Corporate Art Advice Art Blog
Over the next several weeks I will be writing about a variety of topics that pertain to art consultants and artists--how they find each other, what tools and/or materials artists need when approaching and/or dealing with consultants, what NOT to do, and other useful business pointers. There's nothing magical about all this, but you will need to remember to do what you do best--be creative! For starters, let's look at "where can I find art consultants?"
Unfortunately, there is no central data base for art consultants. They spend so much of their time being organized with all details keeping their clients happy and searching for you that they don't even think about organizing themselves. That and the fact that many of them are very territorial and don't want to share any of their information or stock of artists with other consultants. But the single most successful method of finding art consultants is to speak with other artists who have worked with them. In other words, use the old-fashioned "word-of-mouth" approach.
An important point to remember is that art consultants represent a range of clients from small hotels to health care organizations to corporations large and small. Unlike art reps who work for or represent the artists, art consultants are a bit more elusive, simply because, as I've already mentioned, they are busy serving the needs of their clients. Some of the larger Fortune 500 corporations and hospitals employ in-house consultants, but most rely on freelancers to get the job done. So the next time you happen to be in a health care facility, or visit the doctor's office, or go into your bank, and you notice all that artwork hanging on the walls, instead of just wondering where it all came from, inquire for the name of whoever buys their art. That person will most certainly have the name of an art consultant.

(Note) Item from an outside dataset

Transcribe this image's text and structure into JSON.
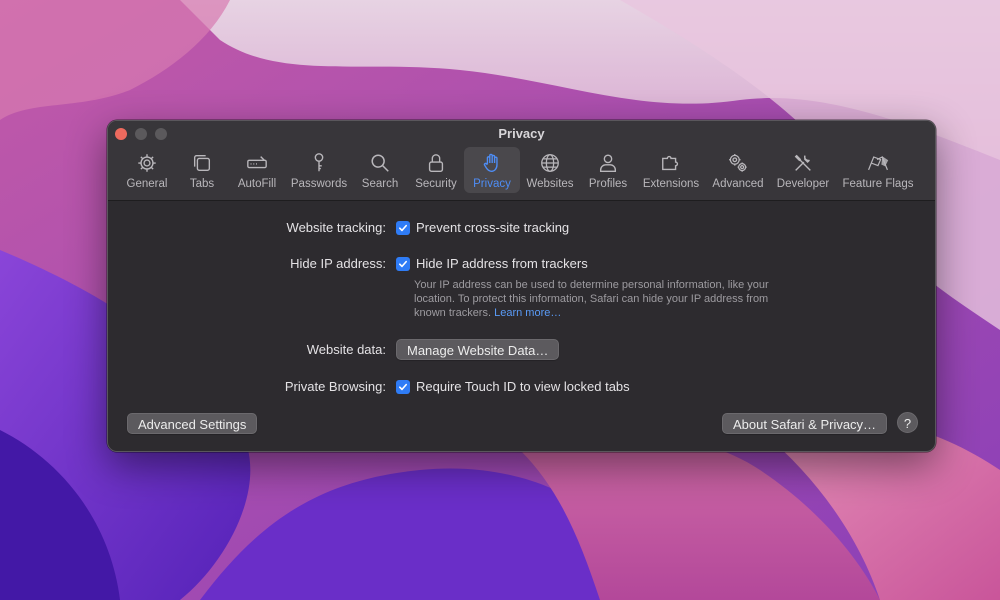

Get connected to, and stay connected to your local art scene whether it's through art leagues, guilds or co-op galleries. Names of consultants are bound to emerge. Interior designers, who are much easier to find since they are normally listed in the yellow pages, are another means to linking up with freelance art consultants. You may get lucky and discover a designer that does their own art purchasing, but if they don't search for their client's art, they will more than likely know someone who does.
Very successful artists have an entrepreneurial attitude. They spend lots of time painting but they also spend time schmoozing. They are not afraid to self-promote. Art consultants will find you and you will find them if your name, your work, and you are out there. Be tenacious about learning all that you can about the art of self-promotion. If you're uncomfortable with it, practice it, force yourself out there, take along another artist for support so you can have some fun. Once you get more comfortable, the networking process will begin to take on a life of its own. Establishing relationships is what it is all about. Networking is crucial.